Tour guide Andre Lecoz looked surprised when travelers cheered and applauded as he introduced them to the Carnegie Library in Reims, France. “We’re from Pittsburgh,” they shouted proudly. It was the first place he showed us as we drove through the quaint city on a bus.
The top of the stone building reads Bibliotheque and although it was closed the day we toured the town, Andrew Carnegie’s bust greets visitors at the entrance.
It’s one of three European cities to have library funded by the Carnegie Foundation for International Peace. Besides Reims, there are libraries in Leuven, Belgium and Belgrade, Serbia. Reims was chosen for a specific reason according to Lecoz. “This city had been terribly damaged by the war and Carnegie decided to do something,” he said.
The foundation gave $200,000 to begin construction in 1920, the year after Carnegie’s death. It’s innovated curved design allows what would amount to 10 kilometers of books to be stored on five levels in a semicircle. It was completed in the 1927. On the walls you can find 14 intricate mosaics in marble representing intellectual, physical and work activities.
Standing under a restaurant awning to avoid the rain, Lecoz explains what Carnegie hoped for his libraries. “In his mind when people read books, they could become enlightened and prevent wars. After a short pause Lexoz added, but it did not.”

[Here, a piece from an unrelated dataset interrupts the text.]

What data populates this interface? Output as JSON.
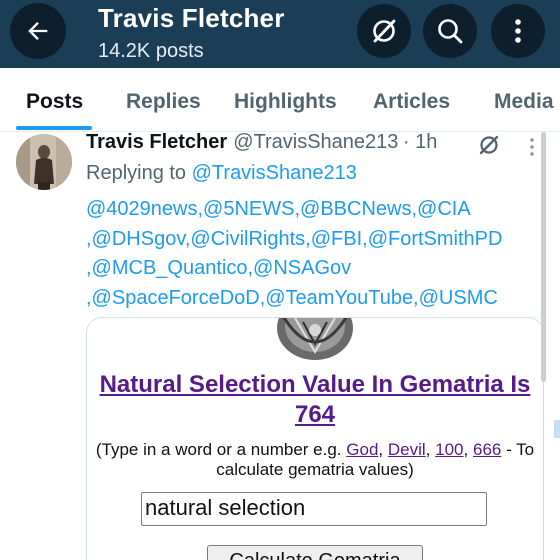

Reims actually did play a part in the peace process though, as it was the site of the unconditional surrender of the Germans in WWII on May 7, 1945. The room where the historic agreement was signed has remained unchanged since that day, well almost unchanged. Lecoz told the story of witnesses to the signing removing all the ashtrays at the end of the day, taking them as souvenirs. Decades later an American tourist visiting the site, pulled one of the ashtrays out of his pocket and gave it to the Museum of Surrender. His father had walked out of the room with the ashtray on that day in 1945.